What the exercise asks: Work through the entries below and report how many lines include "this". The number alone is the answer.
*** Information Section Begins ***
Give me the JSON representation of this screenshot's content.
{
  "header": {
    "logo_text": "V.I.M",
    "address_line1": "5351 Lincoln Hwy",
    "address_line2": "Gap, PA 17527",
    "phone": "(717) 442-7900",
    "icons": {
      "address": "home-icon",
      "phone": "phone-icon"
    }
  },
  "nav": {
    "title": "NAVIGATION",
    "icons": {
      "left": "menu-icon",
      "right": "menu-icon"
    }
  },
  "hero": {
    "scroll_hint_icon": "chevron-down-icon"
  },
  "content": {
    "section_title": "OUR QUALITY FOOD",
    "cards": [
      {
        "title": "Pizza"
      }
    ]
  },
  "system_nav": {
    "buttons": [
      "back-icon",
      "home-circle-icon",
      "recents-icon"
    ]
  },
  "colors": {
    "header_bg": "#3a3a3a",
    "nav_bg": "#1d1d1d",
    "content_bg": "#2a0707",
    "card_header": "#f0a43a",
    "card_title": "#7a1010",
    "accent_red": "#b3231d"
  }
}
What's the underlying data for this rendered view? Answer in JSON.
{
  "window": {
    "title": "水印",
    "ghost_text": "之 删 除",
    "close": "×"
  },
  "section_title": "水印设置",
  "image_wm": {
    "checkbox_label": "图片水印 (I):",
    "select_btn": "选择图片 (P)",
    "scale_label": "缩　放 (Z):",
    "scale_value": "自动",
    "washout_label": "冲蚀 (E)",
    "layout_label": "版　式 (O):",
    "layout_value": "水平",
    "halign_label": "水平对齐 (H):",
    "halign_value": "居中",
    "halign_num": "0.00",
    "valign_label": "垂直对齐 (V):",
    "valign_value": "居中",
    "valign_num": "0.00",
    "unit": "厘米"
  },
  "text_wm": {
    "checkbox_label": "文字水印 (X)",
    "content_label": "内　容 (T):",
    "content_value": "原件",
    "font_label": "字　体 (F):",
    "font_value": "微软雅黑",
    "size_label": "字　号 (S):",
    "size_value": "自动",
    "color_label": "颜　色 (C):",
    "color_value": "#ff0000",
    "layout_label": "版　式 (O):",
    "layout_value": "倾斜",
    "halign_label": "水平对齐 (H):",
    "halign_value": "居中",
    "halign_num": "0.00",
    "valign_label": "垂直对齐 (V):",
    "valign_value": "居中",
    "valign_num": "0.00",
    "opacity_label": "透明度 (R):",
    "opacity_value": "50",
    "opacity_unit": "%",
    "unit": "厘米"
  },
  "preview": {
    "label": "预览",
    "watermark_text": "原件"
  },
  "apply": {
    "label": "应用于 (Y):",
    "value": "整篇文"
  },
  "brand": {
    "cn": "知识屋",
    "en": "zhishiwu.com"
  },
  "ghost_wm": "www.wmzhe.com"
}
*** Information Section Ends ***
Output of the exercise: 2